FORT LAUDERDALE, Fla. – Feliz Beruvides, a Broward County, resident said he is tired of hearing about the coronavirus and he misses having a sense of normalcy. He said he has the “When is this going to end?” feeling.
It has been seven months since the first reported hospitalization in China. The first U.S. travel-related case was confirmed Jan. 21 in Washington state. New York started to take a hit in February and the first two cases in Florida were reported March 1.
By March 14, there were 20 positive cases of COVID-19 in Broward. Beruvides said the current political leadership’s tendency to minimize the crisis hasn’t been very helpful.
“The problem is what’s at hand. People are dying,” Beruvides said. “A lot more people are going to become ill.”
There weren’t any new Broward deaths reported on Wednesday, but that wasn’t a reason to celebrate since the Florida Department of Health reports the disease has claimed 464 lives in Broward.
In an effort to save lives, researchers are looking for clues in labs with infected monkeys, in the bodies of the people who lost their battle with COVID-19 and in the genes of survivors and asymptomatic patients.
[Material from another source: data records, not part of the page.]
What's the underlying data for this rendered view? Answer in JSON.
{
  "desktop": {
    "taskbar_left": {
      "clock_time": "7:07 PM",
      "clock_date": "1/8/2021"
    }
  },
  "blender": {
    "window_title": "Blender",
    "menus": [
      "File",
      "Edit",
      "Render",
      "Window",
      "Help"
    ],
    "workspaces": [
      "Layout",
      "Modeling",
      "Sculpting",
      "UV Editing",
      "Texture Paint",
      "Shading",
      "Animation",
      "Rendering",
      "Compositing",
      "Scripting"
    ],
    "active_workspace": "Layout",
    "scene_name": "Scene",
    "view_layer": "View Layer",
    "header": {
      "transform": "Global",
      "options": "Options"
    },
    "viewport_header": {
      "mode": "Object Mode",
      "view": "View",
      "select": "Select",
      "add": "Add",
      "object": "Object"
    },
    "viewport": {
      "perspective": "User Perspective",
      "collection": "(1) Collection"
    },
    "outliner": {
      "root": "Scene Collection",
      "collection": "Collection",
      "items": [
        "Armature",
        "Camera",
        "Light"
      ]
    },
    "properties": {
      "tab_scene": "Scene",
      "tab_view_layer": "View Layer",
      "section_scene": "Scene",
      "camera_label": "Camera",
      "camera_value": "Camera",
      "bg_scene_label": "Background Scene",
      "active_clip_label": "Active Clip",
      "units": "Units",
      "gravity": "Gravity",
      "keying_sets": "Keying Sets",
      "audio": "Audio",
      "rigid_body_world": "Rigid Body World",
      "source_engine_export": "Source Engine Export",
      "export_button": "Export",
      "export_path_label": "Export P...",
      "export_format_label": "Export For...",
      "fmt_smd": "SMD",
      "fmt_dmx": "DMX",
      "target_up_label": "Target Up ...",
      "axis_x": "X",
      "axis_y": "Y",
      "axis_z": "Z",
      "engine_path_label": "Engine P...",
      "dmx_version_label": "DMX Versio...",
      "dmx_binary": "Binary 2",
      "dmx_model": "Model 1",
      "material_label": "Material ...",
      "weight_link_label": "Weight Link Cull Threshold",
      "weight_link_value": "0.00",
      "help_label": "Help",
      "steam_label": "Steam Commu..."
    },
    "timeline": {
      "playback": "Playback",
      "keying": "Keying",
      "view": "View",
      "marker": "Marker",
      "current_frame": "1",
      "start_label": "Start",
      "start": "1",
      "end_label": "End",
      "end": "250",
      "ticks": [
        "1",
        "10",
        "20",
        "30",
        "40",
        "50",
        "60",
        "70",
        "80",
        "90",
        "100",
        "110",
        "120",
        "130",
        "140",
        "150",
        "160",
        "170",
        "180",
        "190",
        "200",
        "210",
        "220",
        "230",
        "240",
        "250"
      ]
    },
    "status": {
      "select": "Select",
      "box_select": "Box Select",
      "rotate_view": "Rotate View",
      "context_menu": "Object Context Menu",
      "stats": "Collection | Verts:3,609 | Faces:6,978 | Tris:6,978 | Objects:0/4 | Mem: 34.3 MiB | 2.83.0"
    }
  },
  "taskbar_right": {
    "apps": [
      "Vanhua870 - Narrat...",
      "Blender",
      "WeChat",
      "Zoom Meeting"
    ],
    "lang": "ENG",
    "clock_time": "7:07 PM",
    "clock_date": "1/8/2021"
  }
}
The treatment has improved, but without a vaccine the disease continues to spread.
Rachel Ford, a Broward County resident, said she fears the disease is easily transmitted through droplets in the air and there are people who are too ignorant about doing their part to reduce the spread.
“They complain about putting the mask on,” Ford said. “They don’t understand this virus is real out here. The whole going back to school thing; I still think they should do it online ... It’s a very scary thing.”
Nearly 12% of the people who were tested in Broward County learned that they had been infected with the coronavirus, according to Wednesday’s Florida Department of Health data.
The virus grounded flights at the Fort Lauderdale-Hollywood International Airport and the local hospitality industry took a hit. Restaurants in Broward County are still allowed to offer in-door dining — except from 10 p.m. to 5 a.m. The unemployment rate in Broward County spiked to 16% in May.
While some small business owners support reopening, epidemiologists believe there is a need for more testing and contact tracing to isolate those who are carriers.
Even if there is a vaccine available for distribution there will be some Broward residents who will reject it out of fear. Beruvides and Ford feel the uncertainty in Broward County.
“This is going to be around a long time,” Beruvides said.